Shaping The Future of Power: Knowledge Production and Network-Building in China-Africa Relations
How do rising powers increase and exercise their influence in Africa? Looking at China’s foreign policy in Africa, one might be compelled to strictly think about China’s military base in Djibouti or Chinese investments in natural resources and infrastructure projects. However, I argue that there is a whole other side to China-Africa relations that is very important to understand yet often gets neglected. The Chinese government spends millions of dollars on professionalization trainings, elite visits, party-to-party relations, and cultural exchanges with African partners. Chinese universities have become the top destination for thousands of Africans seeking higher education degrees. Even when Chinese financial loans to Africa decreased in 2018, pledges to provide scholarships, training opportunities, and exchange visits increased.
These visits and trainings are beneficial to China’s foreign policy makers in three major ways. First, they allow Chinese diplomats to showcase China’s development model to many delegations of civil servants from African countries. There is an opportunity for China’s expertise and know-how to shine. African visitors are impressed with China’s level of development and success story turning things around from being an underdeveloped country just five decades ago to becoming the world’s second largest economy. Second, sponsoring exchange visits for African partners allows Chinese diplomats, journalists, and military attachés to expand their personal and professional networks with current and future African elites. This social capital, for example, is what got China to win the United Nations Security Council seat back from Taiwan in the 70s. it is valuable to keep that social capital strong. Third, bringing delegations of African government personnel and military attaches is an opportunity for China to market its equipment, software, military hardware, and technology to a huge market. China is slowly becoming a giant technology supplier to African countries.

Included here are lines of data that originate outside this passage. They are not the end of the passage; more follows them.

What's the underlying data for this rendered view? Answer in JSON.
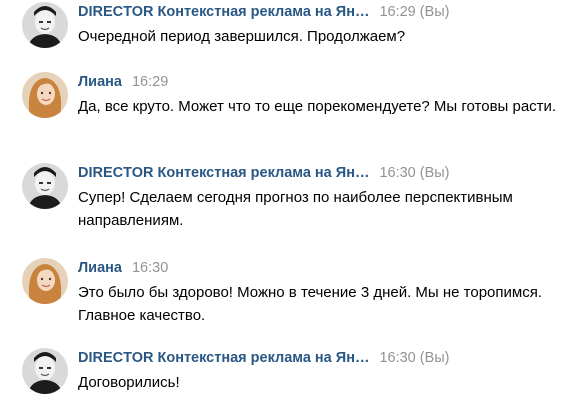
{
  "messages": [
    {
      "author": "DIRECTOR Контекстная реклама на Ян…",
      "time": "16:29",
      "you": "(Вы)",
      "text": "Очередной период завершился. Продолжаем?",
      "avatar": "director-avatar"
    },
    {
      "author": "Лиана",
      "time": "16:29",
      "you": "",
      "text": "Да, все круто. Может что то еще порекомендуете? Мы готовы расти.",
      "avatar": "liana-avatar"
    },
    {
      "author": "DIRECTOR Контекстная реклама на Ян…",
      "time": "16:30",
      "you": "(Вы)",
      "text": "Супер! Сделаем сегодня прогноз по наиболее перспективным направлениям.",
      "avatar": "director-avatar"
    },
    {
      "author": "Лиана",
      "time": "16:30",
      "you": "",
      "text": "Это было бы здорово! Можно в течение 3 дней. Мы не торопимся. Главное качество.",
      "avatar": "liana-avatar"
    },
    {
      "author": "DIRECTOR Контекстная реклама на Ян…",
      "time": "16:30",
      "you": "(Вы)",
      "text": "Договорились!",
      "avatar": "director-avatar"
    }
  ],
  "colors": {
    "author": "#2a5885",
    "time": "#939393",
    "text": "#000000",
    "background": "#ffffff"
  }
}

This book is about how these people-centered investments matter to thinking about power in international politics.